Exercise prompt:
For the string "size", find every matching line in the records and copy it.
◆ ◆ ◆ ◆ ◆
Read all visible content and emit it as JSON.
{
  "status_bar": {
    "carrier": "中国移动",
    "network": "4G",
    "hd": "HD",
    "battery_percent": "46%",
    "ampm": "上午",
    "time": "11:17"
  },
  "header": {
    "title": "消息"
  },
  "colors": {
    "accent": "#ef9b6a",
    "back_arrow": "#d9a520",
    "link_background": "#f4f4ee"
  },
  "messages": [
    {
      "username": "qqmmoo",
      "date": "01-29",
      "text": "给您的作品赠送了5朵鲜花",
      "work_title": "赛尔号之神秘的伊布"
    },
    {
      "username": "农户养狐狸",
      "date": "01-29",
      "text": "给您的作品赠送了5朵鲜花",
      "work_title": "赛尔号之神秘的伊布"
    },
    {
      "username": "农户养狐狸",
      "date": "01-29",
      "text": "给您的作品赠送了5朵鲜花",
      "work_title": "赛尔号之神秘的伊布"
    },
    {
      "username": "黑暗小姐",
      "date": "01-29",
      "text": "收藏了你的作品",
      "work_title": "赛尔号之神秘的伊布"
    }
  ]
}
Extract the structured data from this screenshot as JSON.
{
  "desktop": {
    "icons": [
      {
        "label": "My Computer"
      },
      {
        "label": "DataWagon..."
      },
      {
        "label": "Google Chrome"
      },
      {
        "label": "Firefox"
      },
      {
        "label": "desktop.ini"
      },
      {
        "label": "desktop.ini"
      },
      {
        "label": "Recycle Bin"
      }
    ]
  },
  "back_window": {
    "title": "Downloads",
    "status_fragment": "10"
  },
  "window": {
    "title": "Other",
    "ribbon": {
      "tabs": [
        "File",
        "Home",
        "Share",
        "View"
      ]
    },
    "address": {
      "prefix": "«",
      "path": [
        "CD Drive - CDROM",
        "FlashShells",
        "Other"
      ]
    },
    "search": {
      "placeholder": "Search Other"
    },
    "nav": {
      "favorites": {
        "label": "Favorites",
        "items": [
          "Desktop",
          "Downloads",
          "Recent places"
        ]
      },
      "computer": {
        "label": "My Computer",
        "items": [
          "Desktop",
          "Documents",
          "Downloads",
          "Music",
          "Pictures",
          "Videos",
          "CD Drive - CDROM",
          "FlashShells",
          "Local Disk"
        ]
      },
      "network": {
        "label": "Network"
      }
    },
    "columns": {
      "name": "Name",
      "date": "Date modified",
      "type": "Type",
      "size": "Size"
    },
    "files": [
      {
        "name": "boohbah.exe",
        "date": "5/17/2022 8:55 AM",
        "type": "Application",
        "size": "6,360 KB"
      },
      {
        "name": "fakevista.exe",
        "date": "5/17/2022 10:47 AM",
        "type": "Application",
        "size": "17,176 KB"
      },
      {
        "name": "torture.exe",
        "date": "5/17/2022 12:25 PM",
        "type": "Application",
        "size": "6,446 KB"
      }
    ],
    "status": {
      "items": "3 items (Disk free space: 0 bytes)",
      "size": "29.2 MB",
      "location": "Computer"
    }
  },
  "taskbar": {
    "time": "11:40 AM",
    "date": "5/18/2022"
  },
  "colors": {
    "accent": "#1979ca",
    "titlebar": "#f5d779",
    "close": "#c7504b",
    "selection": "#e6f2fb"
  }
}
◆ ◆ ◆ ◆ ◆
Answer space:
      "size": "Size"
        "size": "6,360 KB"
        "size": "17,176 KB"
        "size": "6,446 KB"
      "size": "29.2 MB",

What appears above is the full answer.